Task instructions
Make an exact copy of the listing underneath, skipping each picture.

-----

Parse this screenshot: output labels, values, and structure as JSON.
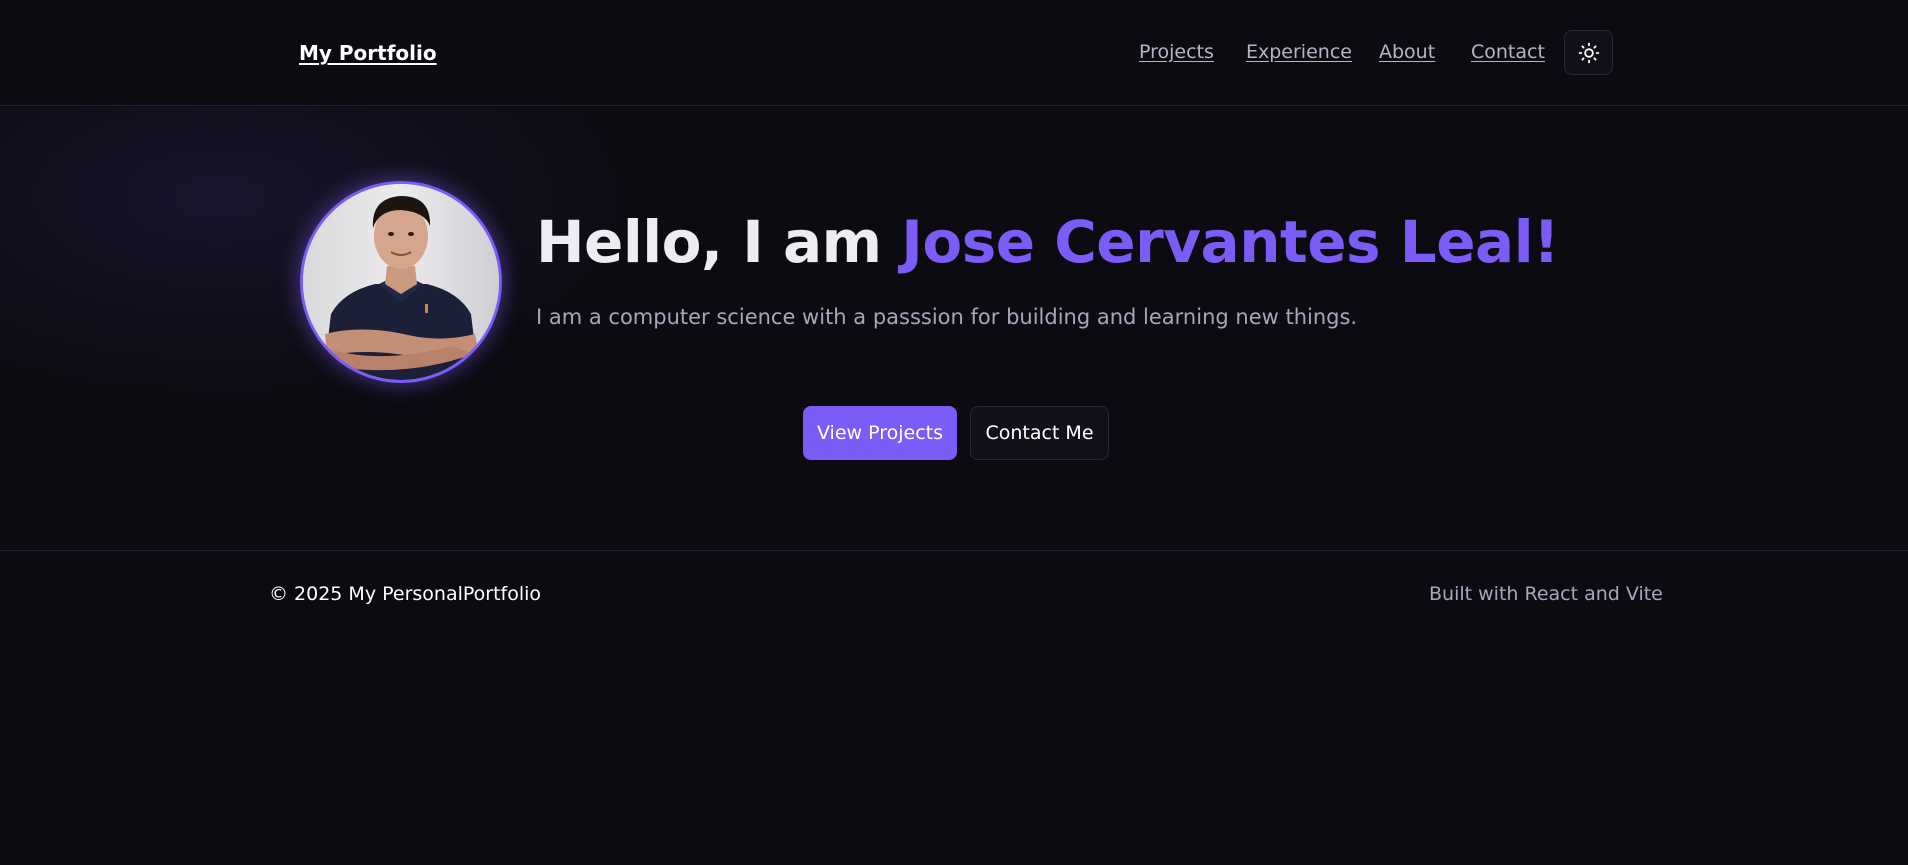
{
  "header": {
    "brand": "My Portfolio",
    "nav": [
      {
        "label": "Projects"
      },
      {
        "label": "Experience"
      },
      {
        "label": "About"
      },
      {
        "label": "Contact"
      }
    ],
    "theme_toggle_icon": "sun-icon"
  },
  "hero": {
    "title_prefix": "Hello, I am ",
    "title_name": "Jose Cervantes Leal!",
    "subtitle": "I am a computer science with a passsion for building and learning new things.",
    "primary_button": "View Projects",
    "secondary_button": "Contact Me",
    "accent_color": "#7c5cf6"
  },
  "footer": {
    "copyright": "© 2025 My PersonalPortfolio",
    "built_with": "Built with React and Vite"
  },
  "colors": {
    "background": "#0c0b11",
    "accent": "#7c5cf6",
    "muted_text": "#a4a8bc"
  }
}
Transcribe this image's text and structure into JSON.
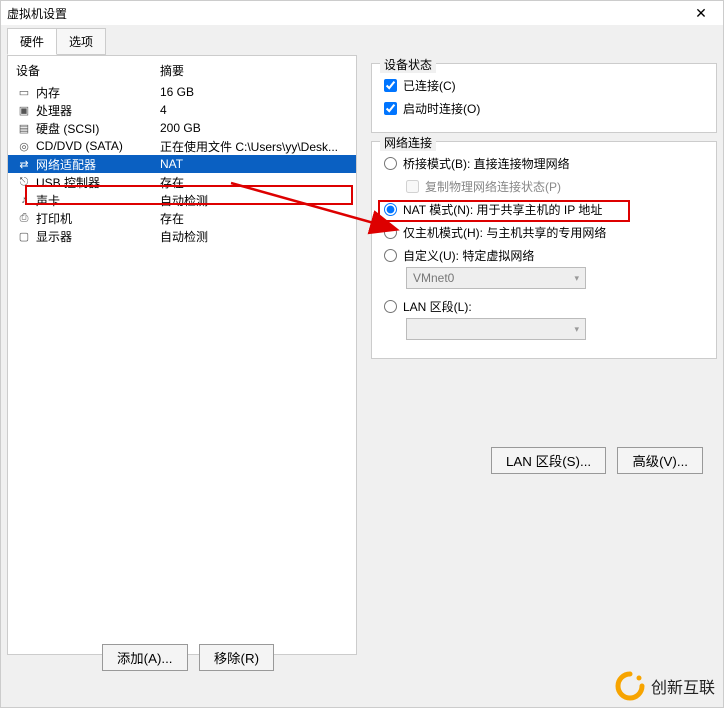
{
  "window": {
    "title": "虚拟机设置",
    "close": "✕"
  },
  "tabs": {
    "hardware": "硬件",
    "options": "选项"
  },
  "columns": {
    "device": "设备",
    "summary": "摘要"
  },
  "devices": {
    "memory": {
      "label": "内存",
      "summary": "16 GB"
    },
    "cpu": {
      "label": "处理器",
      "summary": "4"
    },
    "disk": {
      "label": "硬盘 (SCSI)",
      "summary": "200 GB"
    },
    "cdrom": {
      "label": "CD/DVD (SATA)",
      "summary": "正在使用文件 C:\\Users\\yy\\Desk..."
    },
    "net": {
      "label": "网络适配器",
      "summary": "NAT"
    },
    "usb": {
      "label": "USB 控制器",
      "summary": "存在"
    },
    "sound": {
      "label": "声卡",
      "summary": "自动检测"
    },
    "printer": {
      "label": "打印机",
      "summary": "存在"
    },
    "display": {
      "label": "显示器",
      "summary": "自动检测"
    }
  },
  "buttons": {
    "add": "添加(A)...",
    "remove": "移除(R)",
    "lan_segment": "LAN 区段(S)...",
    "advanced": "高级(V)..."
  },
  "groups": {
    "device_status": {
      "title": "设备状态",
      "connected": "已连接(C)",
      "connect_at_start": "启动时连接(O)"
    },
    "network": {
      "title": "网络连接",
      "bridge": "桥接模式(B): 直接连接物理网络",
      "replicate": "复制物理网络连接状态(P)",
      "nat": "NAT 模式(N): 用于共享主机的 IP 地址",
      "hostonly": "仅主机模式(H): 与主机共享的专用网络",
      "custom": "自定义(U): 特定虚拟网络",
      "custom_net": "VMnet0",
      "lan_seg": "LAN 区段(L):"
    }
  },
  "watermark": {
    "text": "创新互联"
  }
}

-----

Result of the task
Parse this screenshot: output labels, values, and structure as JSON.
{
  "header": {
    "brand": "My Portfolio",
    "nav": [
      {
        "label": "Projects"
      },
      {
        "label": "Experience"
      },
      {
        "label": "About"
      },
      {
        "label": "Contact"
      }
    ],
    "theme_toggle_icon": "sun-icon"
  },
  "hero": {
    "title_prefix": "Hello, I am ",
    "title_name": "Jose Cervantes Leal!",
    "subtitle": "I am a computer science with a passsion for building and learning new things.",
    "primary_button": "View Projects",
    "secondary_button": "Contact Me",
    "accent_color": "#7c5cf6"
  },
  "footer": {
    "copyright": "© 2025 My PersonalPortfolio",
    "built_with": "Built with React and Vite"
  },
  "colors": {
    "background": "#0c0b11",
    "accent": "#7c5cf6",
    "muted_text": "#a4a8bc"
  }
}
Transcribe this image's text and structure into JSON.
{
  "window": {
    "title": "虚拟机设置",
    "close": "✕"
  },
  "tabs": {
    "hardware": "硬件",
    "options": "选项"
  },
  "columns": {
    "device": "设备",
    "summary": "摘要"
  },
  "devices": {
    "memory": {
      "label": "内存",
      "summary": "16 GB"
    },
    "cpu": {
      "label": "处理器",
      "summary": "4"
    },
    "disk": {
      "label": "硬盘 (SCSI)",
      "summary": "200 GB"
    },
    "cdrom": {
      "label": "CD/DVD (SATA)",
      "summary": "正在使用文件 C:\\Users\\yy\\Desk..."
    },
    "net": {
      "label": "网络适配器",
      "summary": "NAT"
    },
    "usb": {
      "label": "USB 控制器",
      "summary": "存在"
    },
    "sound": {
      "label": "声卡",
      "summary": "自动检测"
    },
    "printer": {
      "label": "打印机",
      "summary": "存在"
    },
    "display": {
      "label": "显示器",
      "summary": "自动检测"
    }
  },
  "buttons": {
    "add": "添加(A)...",
    "remove": "移除(R)",
    "lan_segment": "LAN 区段(S)...",
    "advanced": "高级(V)..."
  },
  "groups": {
    "device_status": {
      "title": "设备状态",
      "connected": "已连接(C)",
      "connect_at_start": "启动时连接(O)"
    },
    "network": {
      "title": "网络连接",
      "bridge": "桥接模式(B): 直接连接物理网络",
      "replicate": "复制物理网络连接状态(P)",
      "nat": "NAT 模式(N): 用于共享主机的 IP 地址",
      "hostonly": "仅主机模式(H): 与主机共享的专用网络",
      "custom": "自定义(U): 特定虚拟网络",
      "custom_net": "VMnet0",
      "lan_seg": "LAN 区段(L):"
    }
  },
  "watermark": {
    "text": "创新互联"
  }
}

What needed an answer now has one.